“For we are the aroma of Christ” (2 Cor. 2:15), meaning the truth of our theology or righteousness of our cause will extend only as far as its fruitful virtue is manifest in our everyday manner of being.
When people ask, “How’s it going?” I am enticed to project an heir of impressive meetings on Capitol Hill or initiatives at the United Nations that I have been privileged to be a part of. But, to give the writer of Ecclesiastes his due, such falsely placed significance is meaningless.
It is quite easily, really, to accumulate an impressive list of accomplishments that sparkle on LinkedIn. Folks in Washington D.C. don’t suffer from a lack of impressive accomplishments; we suffer from enmity – enmity among men that is ultimately rooted in estrangement from our Creator.
The shalom of God and shalom among men will only advance to the degree we embody it ourselves.
Embodiment is fundamental, achievement is tertiary. Thus, the emanating place of power is not in position, title or accomplishments—but in the grace-filled human heart and kindness.
One holiday story I cherish is Charles Dickens’ A Christmas Carol, a perennial favorite for many. In the story, Scrooge is escorted by the ghost of Christmas past to a time when he was the apprentice of his old boss, Fezziwig. Scrooge recollects that Fezziwig could make him happy or sad through his looks and actions. And that the joy he gave him was priceless.
The potency of living and achieving true greatness is in the accumulation of seemingly insignificant particles of humble, deferential kindnesses that comes from a well spring of faith, hope and love in our souls, not in supposed achievements that fill a resume or obituary.
If the atmosphere of our marriage, work place or church is suffused with love and kindness, then the Kingdom of God is likely very close in that place—and from that place is the power to the change the world.
What happens when people come into my orbit, be it the kitchen table, board room or bus stop?
Our words, looks, gestures, stress or peace are the composite of the room’s atmosphere. Thus each member of a community is a very powerful person.
You can also have influence – in the people surrounding you and in efforts to change the world.

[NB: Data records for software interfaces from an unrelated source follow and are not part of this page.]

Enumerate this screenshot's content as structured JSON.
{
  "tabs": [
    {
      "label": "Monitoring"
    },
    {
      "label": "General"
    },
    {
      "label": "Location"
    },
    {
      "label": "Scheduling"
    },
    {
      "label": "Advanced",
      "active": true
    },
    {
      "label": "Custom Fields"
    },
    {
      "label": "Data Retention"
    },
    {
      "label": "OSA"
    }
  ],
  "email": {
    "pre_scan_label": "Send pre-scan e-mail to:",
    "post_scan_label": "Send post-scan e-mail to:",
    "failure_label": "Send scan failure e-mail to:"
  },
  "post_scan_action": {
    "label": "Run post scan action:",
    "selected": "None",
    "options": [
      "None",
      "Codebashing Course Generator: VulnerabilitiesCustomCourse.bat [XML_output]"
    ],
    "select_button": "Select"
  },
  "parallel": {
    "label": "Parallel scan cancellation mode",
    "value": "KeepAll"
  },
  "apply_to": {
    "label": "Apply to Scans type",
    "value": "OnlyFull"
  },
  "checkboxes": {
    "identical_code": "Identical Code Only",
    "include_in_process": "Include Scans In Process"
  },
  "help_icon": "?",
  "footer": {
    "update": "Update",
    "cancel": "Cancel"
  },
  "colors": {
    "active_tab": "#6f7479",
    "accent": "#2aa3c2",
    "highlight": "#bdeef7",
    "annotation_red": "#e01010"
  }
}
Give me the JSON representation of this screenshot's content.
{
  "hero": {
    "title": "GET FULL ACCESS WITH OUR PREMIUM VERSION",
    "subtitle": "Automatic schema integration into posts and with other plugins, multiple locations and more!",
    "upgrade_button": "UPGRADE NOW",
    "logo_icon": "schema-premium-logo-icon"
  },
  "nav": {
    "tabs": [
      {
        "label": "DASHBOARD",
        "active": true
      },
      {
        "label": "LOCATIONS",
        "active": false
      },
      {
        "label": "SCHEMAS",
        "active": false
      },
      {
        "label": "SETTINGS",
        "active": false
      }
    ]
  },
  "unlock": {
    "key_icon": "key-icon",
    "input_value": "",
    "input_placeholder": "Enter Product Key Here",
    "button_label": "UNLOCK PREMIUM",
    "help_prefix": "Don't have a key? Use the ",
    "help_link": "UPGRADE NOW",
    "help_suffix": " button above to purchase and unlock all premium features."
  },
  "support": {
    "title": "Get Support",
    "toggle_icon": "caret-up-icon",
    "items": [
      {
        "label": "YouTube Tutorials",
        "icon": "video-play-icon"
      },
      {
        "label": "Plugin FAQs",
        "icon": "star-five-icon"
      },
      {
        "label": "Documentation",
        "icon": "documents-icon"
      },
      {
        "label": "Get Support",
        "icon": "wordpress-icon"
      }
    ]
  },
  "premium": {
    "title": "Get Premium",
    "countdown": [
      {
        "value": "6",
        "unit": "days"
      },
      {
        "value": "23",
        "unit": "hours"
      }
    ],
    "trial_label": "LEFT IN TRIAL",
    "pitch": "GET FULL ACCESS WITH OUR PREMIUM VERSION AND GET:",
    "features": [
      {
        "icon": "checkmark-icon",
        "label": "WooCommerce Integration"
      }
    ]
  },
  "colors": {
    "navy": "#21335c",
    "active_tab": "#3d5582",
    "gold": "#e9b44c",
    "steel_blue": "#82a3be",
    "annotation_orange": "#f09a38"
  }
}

Lucas Koach is the Senior Policy Advisor for Food for the Hungry and a non-parochial Anglican priest attending Restoration Anglican Church in his native Arlington, Va.